Even during a pandemic, school districts have to ensure access to education. But the coronavirus pandemic has made the logistics of bus transportation more challenging.
Transportation decisions are made primarily by school districts, the Texas Department of Public Safety told Community Impact Newspaper. Changes made by districts to keep students and staff safe may include seat assignments, route changes and rotating bus drivers, according to the American School Bus Council.
CISD has limited the number of available bus passes to 1,800, which is expected to allow buses to operate with one student per seat.
Faltys said all CISD students will be required to wear a mask while using buses, but special accommodations are being made for younger students while they are in classrooms.
“We are going to ask even our young ones—if they’re coming into the building, if they are on the bus—we’re going to wear masks,” Faltys said at the Aug. 10 meeting. “In the classrooms, we do have the Plexiglas dividers ... for our elementary kids. When they’re in the classroom, they can have the masks off.”
CISD bus passes will be available for purchase throughout the year. Annual passes are $225 per student or $450 per family, and semester passes are $128 per student or $256 per family.

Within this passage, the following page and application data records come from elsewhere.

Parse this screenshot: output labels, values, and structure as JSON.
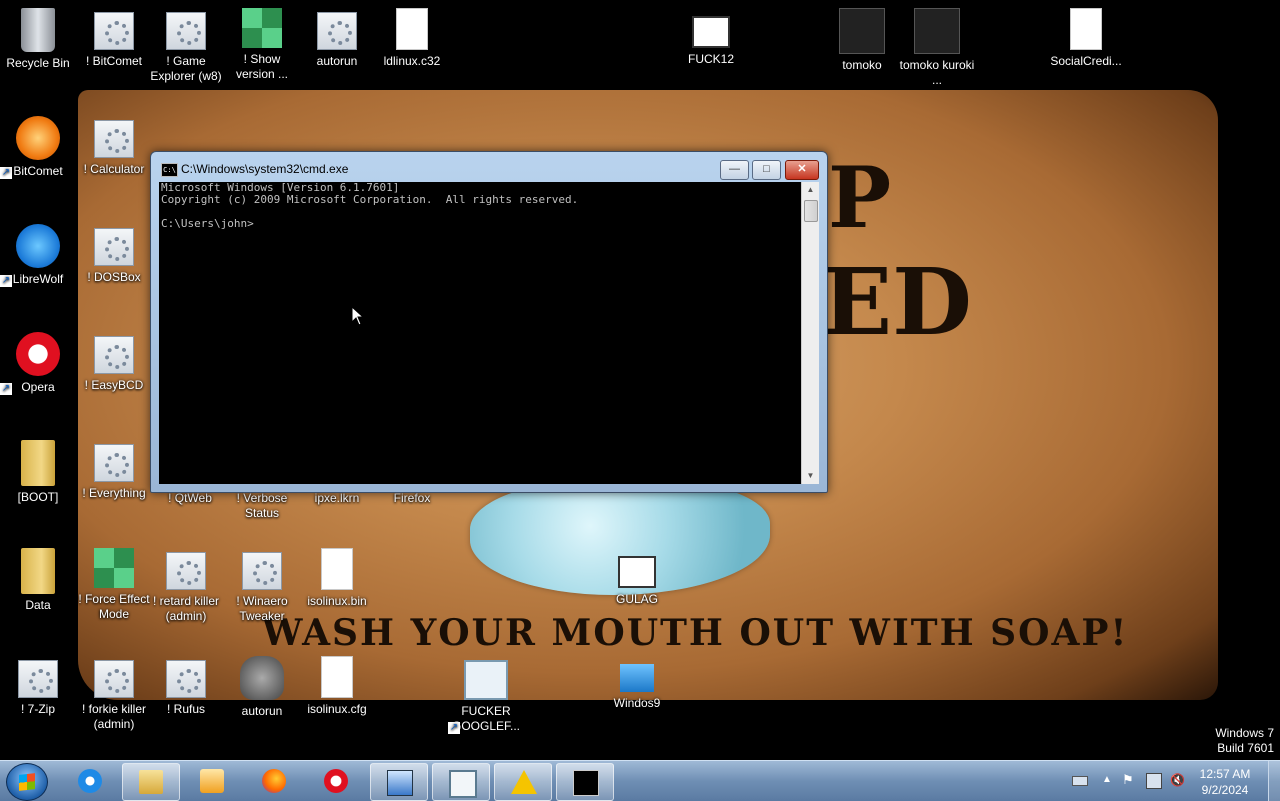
{
  "desktop": {
    "wallpaper_text": {
      "line_p": "P",
      "line_ed": "ED",
      "soap": "WASH YOUR MOUTH OUT WITH SOAP!"
    },
    "icons": [
      {
        "label": "Recycle Bin",
        "icon": "recycle-bin"
      },
      {
        "label": "! BitComet",
        "icon": "settings-gear"
      },
      {
        "label": "! Game Explorer (w8)",
        "icon": "settings-gear"
      },
      {
        "label": "! Show version ...",
        "icon": "registry-blocks"
      },
      {
        "label": "autorun",
        "icon": "settings-file"
      },
      {
        "label": "ldlinux.c32",
        "icon": "blank-file"
      },
      {
        "label": "FUCK12",
        "icon": "window"
      },
      {
        "label": "tomoko",
        "icon": "image"
      },
      {
        "label": "tomoko kuroki ...",
        "icon": "image"
      },
      {
        "label": "SocialCredi...",
        "icon": "blank-file"
      },
      {
        "label": "BitComet",
        "icon": "bitcomet"
      },
      {
        "label": "! Calculator",
        "icon": "settings-gear"
      },
      {
        "label": "LibreWolf",
        "icon": "librewolf"
      },
      {
        "label": "! DOSBox",
        "icon": "settings-gear"
      },
      {
        "label": "Opera",
        "icon": "opera"
      },
      {
        "label": "! EasyBCD",
        "icon": "settings-gear"
      },
      {
        "label": "[BOOT]",
        "icon": "folder"
      },
      {
        "label": "! Everything",
        "icon": "settings-gear"
      },
      {
        "label": "! QtWeb",
        "icon": "settings-gear"
      },
      {
        "label": "! Verbose Status",
        "icon": "settings-gear"
      },
      {
        "label": "ipxe.lkrn",
        "icon": "blank-file"
      },
      {
        "label": "Firefox",
        "icon": "firefox"
      },
      {
        "label": "Data",
        "icon": "folder"
      },
      {
        "label": "! Force Effect Mode",
        "icon": "registry-blocks"
      },
      {
        "label": "! retard killer (admin)",
        "icon": "settings-gear"
      },
      {
        "label": "! Winaero Tweaker",
        "icon": "settings-gear"
      },
      {
        "label": "isolinux.bin",
        "icon": "blank-file"
      },
      {
        "label": "GULAG",
        "icon": "window"
      },
      {
        "label": "! 7-Zip",
        "icon": "settings-gear"
      },
      {
        "label": "! forkie killer (admin)",
        "icon": "settings-gear"
      },
      {
        "label": "! Rufus",
        "icon": "settings-gear"
      },
      {
        "label": "autorun",
        "icon": "wolf"
      },
      {
        "label": "isolinux.cfg",
        "icon": "blank-file"
      },
      {
        "label": "FUCKER GOOGLEF...",
        "icon": "screenshot"
      },
      {
        "label": "Windos9",
        "icon": "windows-install"
      }
    ]
  },
  "cmd": {
    "title": "C:\\Windows\\system32\\cmd.exe",
    "icon_text": "C:\\",
    "lines": "Microsoft Windows [Version 6.1.7601]\nCopyright (c) 2009 Microsoft Corporation.  All rights reserved.\n\nC:\\Users\\john>",
    "minimize": "—",
    "maximize": "□",
    "close": "✕"
  },
  "watermark": {
    "line1": "Windows 7",
    "line2": "Build 7601"
  },
  "taskbar": {
    "pinned": [
      {
        "name": "internet-explorer",
        "active": false
      },
      {
        "name": "windows-explorer",
        "active": true
      },
      {
        "name": "media-player",
        "active": false
      },
      {
        "name": "firefox",
        "active": false
      },
      {
        "name": "opera",
        "active": false
      },
      {
        "name": "network-computer",
        "active": true
      },
      {
        "name": "screenshot-tool",
        "active": true
      },
      {
        "name": "warning",
        "active": true
      },
      {
        "name": "cmd",
        "active": true
      }
    ],
    "clock_time": "12:57 AM",
    "clock_date": "9/2/2024"
  },
  "colors": {
    "console_text": "#c0c0c0",
    "console_bg": "#000000",
    "close_button": "#c63520"
  }
}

GCISD, on the other hand, has not placed limitations on the number of students per bus seat.
“Hopefully, the capacities will be lower, but that is not a guarantee ... that you can socially distance on a bus,” Barbaroux said at a July 31 meeting. “For that very reason, we will require all of our drivers and all students wear masks that cover the nose and mouth while they are on the school bus.”
Texas school districts have been on the receiving end of millions of dollars in coronavirus relief funds.
The state doled out $1.2 million to GCISD through the Elementary and Secondary School Emergency Relief, or ESSER, package. CISD received $122,030 from the same fund. This comes as part of the Coronavirus Aid, Relief and Economic Security, or CARES, Act, which was signed into law in March.
While these dollars are meant to help shore up budgets in the interim, Libby McCabe, Commit Partnership senior policy adviser, said she is closely following any stimulus funding that the U.S. Congress may pass in the future.
The Commit Partnership is a Dallas-based network of schools and organizations. Its work spans from improving early childhood education, to preparing and retaining effective educators and increasing postsecondary completion rates.
“That’s going to tell you whether or not that we’re going to have to do cuts to education next [legislative] session,” McCabe said. “The hope is that ... we’ll use the stimulus money to plug holes but not to take on ongoing expenses.”
While districts can plug up any remaining financial holes from the pandemic with these dollars, TEA Associate Commissioner Cory Green said the ESSER funds will be used to cover reductions in 2019-20 due to the pandemic.
Texas school districts will also receive additional dollars through Texas’ Coronavirus Relief Fund, which totals about $11 billion and is being distributed to local jurisdictions.
CISD plans to use some of its CARES Act funding to offset costs related to premium pay and other COVID-19-related expenses, according to district staff.
GCISD is using its share of CARES Act funding to offset the costs of ordering face masks and neck gaiters for students, according to GCISD Chief Financial Officer DaiAnn Mooney.
The laundry list of other supplies purchased includes face shields, desk shields, disinfectants, sanitizer stations and thermometers.
“We received an allocation from TEA on some PPE items. By the time we were notified of that, we were already well into purchasing PPE to make sure that we were ready for school,” Mooney said at a July 31 meeting.
“The CARES Act funding ... was the funding that replaced the state funding that we rolled into this year so we would have it available for all of these expenditures.”
Makenzie Plusnick and Ian Pribanic contributed to this report
Editor's note: This story has been updated to include timestamps for some of the quotes.